3/21/2014 9:20 P.M. ET
Wood work: Pitchers target batting skills in camp
Giants' staff striving to handle lumber this season after significant slump in 2013
By Chris Haft / MLB.com
SCOTTSDALE, Ariz. -- Though Giants pitchers know they must focus on silencing bats, swinging them also has become a leading priority.
San Francisco's pitchers performed abysmally at the plate in 2013, batting a National League-worst .096. That was 39 points below the NL average.
This shortcoming alone didn't topple the Giants from their perch as reigning World Series champions into a third-place tie in the NL West last year. But the pitchers' futility at the plate contrasted sharply with their exploits in the 2012 postseason, when they drove in runs in four consecutive games -- from Game 5 of the NL Championship Series against St. Louis through Game 1 of the World Series against Detroit.
Keenly aware of the difference in performance, as well as the decline's significance, Giants starters have spent a significant portion of Spring Training striving to hit adequately. They believe that their rededication to the art of hitting will inevitably hasten the team's success.
Entering Friday night's Cactus League game against the Oakland A's, Madison Bumgarner, Matt Cain and Tim Hudson had collected at least one hit apiece. Though they're guaranteed to face more formidable pitching during the regular season, the mild success reflects their intent.
"We know that we didn't do a very good job with [hitting] last year, for whatever reason," right-hander Ryan Vogelsong said. "I don't think it was for lack of working. We just didn't do a very good job. Yes, it's definitely a concerted effort from all of us to be better up there at the plate."
That effort has included playing pepper, which prompts hitters to follow a thrown ball until it strikes the bat. It also has featured intensified batting-practice sessions involving situational hitting, in which pitchers hone their skills at advancing runners, squeeze bunting and executing the "slash" play, in which a hitter fakes a bunt and swings instead.

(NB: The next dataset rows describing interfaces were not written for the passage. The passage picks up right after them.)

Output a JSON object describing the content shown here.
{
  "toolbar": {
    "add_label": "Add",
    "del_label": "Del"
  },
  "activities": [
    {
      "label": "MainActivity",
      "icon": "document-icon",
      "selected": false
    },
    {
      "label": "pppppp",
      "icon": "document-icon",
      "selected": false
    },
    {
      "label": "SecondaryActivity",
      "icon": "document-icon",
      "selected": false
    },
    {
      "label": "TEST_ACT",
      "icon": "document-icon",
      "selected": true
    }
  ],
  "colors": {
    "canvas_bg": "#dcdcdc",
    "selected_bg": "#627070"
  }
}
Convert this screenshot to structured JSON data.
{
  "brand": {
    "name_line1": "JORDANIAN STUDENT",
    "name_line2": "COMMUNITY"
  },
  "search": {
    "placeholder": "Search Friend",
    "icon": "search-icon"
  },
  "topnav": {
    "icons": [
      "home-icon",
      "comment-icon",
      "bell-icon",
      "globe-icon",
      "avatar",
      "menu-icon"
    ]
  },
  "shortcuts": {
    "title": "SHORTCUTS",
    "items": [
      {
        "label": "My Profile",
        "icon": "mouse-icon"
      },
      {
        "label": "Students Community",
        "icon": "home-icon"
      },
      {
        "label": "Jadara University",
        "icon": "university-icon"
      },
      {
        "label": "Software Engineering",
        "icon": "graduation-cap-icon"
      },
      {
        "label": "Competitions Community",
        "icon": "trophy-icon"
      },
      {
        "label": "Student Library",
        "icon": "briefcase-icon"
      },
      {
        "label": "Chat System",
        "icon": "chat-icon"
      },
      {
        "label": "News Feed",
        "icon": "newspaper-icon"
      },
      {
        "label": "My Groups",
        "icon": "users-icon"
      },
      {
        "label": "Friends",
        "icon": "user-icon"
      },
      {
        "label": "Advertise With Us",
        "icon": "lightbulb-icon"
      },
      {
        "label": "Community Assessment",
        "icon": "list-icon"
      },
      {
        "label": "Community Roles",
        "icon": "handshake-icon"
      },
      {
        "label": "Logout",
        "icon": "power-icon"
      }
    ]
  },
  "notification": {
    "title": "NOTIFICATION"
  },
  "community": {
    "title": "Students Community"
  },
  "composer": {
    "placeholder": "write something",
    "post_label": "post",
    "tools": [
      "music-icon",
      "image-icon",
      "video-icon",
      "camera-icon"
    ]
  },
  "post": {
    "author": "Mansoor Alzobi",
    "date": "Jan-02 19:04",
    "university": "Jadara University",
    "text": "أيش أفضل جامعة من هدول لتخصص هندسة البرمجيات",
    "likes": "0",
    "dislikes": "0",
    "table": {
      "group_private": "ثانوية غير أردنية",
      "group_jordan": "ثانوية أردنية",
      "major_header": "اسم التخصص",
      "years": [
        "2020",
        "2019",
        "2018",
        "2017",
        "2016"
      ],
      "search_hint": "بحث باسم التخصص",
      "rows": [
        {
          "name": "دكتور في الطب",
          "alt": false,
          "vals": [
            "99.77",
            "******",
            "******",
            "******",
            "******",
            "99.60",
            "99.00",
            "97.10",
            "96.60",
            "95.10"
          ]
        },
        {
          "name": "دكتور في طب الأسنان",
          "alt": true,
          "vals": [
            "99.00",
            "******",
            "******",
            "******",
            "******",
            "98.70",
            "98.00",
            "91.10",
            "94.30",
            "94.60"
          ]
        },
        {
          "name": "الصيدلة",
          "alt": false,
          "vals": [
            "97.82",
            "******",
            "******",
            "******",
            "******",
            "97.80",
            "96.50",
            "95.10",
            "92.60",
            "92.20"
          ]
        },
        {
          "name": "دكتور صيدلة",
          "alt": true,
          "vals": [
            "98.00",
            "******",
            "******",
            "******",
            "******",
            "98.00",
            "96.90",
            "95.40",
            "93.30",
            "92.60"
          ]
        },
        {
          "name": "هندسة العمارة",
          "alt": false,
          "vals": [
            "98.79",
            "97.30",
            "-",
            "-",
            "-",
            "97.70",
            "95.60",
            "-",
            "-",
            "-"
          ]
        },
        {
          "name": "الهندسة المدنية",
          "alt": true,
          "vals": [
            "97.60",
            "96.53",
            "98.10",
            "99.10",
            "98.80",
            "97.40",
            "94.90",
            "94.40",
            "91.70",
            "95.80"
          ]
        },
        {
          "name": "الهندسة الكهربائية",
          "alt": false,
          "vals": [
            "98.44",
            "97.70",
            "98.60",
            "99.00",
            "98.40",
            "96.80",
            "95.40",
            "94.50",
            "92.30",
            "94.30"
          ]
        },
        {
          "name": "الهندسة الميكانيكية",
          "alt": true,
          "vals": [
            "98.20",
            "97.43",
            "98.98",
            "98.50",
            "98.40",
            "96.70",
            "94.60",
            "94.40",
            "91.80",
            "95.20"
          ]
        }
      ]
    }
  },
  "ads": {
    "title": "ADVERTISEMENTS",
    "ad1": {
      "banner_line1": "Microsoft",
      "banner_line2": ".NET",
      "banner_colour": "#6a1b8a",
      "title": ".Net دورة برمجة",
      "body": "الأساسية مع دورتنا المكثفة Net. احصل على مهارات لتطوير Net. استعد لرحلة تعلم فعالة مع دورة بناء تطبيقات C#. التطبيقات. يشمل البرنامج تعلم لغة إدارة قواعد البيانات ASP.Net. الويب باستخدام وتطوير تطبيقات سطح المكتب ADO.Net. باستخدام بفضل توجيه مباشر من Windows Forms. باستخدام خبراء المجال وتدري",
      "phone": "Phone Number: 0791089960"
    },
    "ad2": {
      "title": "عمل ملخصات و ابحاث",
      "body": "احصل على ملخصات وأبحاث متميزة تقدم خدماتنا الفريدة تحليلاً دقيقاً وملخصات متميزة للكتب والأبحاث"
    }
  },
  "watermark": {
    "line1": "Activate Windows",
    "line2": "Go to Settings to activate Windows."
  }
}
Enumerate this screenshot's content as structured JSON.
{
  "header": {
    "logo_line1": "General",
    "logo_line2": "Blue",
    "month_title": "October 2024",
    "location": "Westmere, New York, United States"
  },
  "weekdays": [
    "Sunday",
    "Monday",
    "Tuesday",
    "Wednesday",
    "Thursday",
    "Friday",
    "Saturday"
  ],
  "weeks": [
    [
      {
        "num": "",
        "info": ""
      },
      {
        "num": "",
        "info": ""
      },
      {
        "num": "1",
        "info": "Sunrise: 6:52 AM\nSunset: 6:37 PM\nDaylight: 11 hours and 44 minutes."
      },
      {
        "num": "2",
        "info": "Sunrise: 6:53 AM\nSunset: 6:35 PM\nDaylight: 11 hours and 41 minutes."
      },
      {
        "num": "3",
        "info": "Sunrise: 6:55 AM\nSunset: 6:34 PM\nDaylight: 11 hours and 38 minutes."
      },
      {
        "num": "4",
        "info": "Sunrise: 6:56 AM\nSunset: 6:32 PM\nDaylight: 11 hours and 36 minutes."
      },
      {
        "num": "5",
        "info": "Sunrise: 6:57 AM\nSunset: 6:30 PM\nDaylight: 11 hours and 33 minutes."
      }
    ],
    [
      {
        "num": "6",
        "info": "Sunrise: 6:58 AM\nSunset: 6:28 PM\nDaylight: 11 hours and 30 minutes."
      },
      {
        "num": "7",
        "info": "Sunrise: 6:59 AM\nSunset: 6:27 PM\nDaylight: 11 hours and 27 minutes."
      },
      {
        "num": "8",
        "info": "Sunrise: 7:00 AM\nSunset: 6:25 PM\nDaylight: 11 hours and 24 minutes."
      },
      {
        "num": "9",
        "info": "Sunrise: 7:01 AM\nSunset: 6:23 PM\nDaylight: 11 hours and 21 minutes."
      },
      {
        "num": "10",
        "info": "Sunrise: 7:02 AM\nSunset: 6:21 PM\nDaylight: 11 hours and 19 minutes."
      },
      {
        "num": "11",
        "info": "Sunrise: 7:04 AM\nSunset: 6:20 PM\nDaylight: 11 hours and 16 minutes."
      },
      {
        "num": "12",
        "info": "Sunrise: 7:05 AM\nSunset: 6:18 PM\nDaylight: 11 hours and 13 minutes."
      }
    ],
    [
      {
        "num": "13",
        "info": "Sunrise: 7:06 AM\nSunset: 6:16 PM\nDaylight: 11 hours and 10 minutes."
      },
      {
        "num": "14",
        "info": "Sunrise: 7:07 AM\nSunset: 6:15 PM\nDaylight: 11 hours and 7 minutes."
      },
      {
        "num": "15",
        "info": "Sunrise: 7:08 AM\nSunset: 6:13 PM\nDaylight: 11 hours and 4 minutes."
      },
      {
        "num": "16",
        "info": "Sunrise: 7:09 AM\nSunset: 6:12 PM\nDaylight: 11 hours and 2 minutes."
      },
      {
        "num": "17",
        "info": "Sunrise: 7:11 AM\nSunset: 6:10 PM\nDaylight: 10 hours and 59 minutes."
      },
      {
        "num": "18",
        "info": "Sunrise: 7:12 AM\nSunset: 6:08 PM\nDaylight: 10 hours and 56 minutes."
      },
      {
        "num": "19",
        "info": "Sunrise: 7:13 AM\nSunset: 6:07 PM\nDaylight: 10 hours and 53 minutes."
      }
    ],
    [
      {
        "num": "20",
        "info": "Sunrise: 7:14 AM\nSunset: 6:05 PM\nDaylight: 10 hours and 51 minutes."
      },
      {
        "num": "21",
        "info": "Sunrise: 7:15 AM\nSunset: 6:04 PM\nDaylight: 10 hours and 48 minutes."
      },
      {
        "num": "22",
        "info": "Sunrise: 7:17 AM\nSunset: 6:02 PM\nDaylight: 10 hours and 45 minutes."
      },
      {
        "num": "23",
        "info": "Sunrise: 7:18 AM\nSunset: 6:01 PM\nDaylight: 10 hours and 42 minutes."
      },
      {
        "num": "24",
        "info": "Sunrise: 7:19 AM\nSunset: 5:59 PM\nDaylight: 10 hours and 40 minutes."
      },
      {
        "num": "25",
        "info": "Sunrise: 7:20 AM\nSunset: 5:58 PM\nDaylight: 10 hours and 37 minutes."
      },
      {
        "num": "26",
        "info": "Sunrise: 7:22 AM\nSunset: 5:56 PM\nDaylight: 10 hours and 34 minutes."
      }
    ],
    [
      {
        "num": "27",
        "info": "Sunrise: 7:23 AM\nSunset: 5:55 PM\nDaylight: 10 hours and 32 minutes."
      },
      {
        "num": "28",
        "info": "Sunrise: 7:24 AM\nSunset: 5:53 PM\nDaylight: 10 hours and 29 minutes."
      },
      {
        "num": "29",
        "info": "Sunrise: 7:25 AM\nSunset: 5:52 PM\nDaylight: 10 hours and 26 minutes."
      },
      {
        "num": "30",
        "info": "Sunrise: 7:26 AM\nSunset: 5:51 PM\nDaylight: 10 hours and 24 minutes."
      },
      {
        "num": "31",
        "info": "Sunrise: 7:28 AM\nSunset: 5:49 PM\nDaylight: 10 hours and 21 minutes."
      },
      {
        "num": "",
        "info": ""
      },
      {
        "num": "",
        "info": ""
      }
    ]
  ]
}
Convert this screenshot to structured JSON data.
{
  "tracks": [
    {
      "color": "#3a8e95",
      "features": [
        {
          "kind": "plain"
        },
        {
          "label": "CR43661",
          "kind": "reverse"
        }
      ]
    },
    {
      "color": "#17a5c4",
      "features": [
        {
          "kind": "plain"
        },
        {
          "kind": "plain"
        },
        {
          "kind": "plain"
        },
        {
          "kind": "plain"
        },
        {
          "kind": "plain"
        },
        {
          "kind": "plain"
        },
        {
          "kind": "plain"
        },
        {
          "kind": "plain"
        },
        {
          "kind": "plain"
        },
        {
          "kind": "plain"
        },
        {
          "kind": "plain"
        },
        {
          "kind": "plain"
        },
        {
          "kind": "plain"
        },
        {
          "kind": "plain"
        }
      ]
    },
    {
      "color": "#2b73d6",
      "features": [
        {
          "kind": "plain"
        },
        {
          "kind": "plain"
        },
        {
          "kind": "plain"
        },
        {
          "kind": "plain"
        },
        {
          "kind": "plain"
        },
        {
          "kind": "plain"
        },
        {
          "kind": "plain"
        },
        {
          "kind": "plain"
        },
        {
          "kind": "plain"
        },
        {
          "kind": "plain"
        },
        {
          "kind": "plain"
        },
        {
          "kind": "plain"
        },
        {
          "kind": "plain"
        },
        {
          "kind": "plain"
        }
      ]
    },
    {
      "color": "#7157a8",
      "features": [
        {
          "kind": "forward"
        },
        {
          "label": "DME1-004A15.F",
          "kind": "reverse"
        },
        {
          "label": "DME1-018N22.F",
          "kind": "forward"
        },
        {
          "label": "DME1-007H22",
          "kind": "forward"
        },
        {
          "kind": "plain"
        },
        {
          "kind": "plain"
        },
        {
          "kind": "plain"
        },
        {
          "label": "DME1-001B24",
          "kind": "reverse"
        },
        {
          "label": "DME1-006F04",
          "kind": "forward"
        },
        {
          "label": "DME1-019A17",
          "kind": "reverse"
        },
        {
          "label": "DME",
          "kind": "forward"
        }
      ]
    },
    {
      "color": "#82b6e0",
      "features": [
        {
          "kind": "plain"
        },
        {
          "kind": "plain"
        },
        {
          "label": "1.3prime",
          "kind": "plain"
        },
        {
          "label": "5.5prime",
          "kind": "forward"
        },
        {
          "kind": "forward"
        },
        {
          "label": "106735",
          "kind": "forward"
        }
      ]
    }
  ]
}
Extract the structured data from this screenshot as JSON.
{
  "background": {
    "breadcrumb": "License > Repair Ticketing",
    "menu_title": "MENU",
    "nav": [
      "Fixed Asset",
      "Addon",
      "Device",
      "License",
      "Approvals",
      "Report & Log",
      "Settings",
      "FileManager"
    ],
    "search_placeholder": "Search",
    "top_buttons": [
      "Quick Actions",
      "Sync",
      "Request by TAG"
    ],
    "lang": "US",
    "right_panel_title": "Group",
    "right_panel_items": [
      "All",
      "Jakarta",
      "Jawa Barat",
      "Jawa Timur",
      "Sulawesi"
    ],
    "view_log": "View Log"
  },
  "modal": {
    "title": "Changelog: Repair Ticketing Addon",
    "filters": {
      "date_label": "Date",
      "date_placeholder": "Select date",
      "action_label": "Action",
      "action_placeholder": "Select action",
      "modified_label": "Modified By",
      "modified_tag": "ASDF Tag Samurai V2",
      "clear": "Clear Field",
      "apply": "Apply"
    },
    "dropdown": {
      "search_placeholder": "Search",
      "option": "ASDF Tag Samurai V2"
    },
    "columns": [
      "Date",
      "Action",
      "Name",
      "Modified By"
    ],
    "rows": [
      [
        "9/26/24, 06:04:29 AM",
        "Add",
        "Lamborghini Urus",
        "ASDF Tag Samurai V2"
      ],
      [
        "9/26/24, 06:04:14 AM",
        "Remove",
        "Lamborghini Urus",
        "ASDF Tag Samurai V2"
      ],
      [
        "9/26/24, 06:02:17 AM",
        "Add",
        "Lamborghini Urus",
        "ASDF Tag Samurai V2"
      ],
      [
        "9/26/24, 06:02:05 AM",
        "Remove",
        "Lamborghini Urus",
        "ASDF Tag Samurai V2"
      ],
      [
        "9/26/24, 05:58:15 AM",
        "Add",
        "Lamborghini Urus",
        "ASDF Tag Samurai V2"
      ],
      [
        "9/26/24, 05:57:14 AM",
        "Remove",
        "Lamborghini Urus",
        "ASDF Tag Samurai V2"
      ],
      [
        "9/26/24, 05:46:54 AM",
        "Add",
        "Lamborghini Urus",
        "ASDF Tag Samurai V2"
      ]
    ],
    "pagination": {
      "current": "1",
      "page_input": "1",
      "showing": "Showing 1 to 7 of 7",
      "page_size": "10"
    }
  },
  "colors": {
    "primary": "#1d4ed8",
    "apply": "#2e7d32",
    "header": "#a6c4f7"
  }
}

Bumgarner, who hit a career-low .107 last year despite possessing considerable strength and an excellent swing, sounded bent on improving the Giants' productivity from the ninth spot in the batting order.
"We were terrible last year," Bumgarner said. "I know that's not what we were asked to do, but we want to contribute."
The Giants appear to have the potential to achieve that goal. Cain's six career home runs tie him for sixth-most among active pitchers since August 2005 when he reached the Majors. Bumgarner homered twice in 2012. Vogelsong batted a respectable .226 in 2011 before slumping to .084 the past two seasons. Hudson broke Hall of Famer-elect Frank Thomas' single-season RBI record at Auburn University. Tim Lincecum has ranked among the NL's top 10 in sacrifice bunts three times.
"I've never been on a staff where so many guys can really handle the bat well," said Hudson, a 15-year Major League veteran who joined the Giants as a free agent this offseason. "It seems like the majority of these guys can."
Vogelsong often has witnessed the impact of an effective plate appearance from a pitcher. "It seems like a lot of rallies start with us or go through us," he said. "We're in the middle of a lot of everything, it seems like, the last two years, whether it's getting a bunt down or a slash."
Goading each other into excelling, a favorite approach among athletes in any sport, might become more common among the Giants' starting staff.
"We definitely rib each other pretty bad, so I think that's plenty," Vogelsong said. "We don't give each other a hard time so much about pitching, but we definitely give each other a hard time from the batting aspect."
Simply knowing that posing a threat with the bat is not just a luxury but also an imperative could help Giants pitchers support themselves.
"We take a lot of pride in being able to get bunts down and move guys over and stuff like that," Vogelsong said. "Having that mentality is a good start."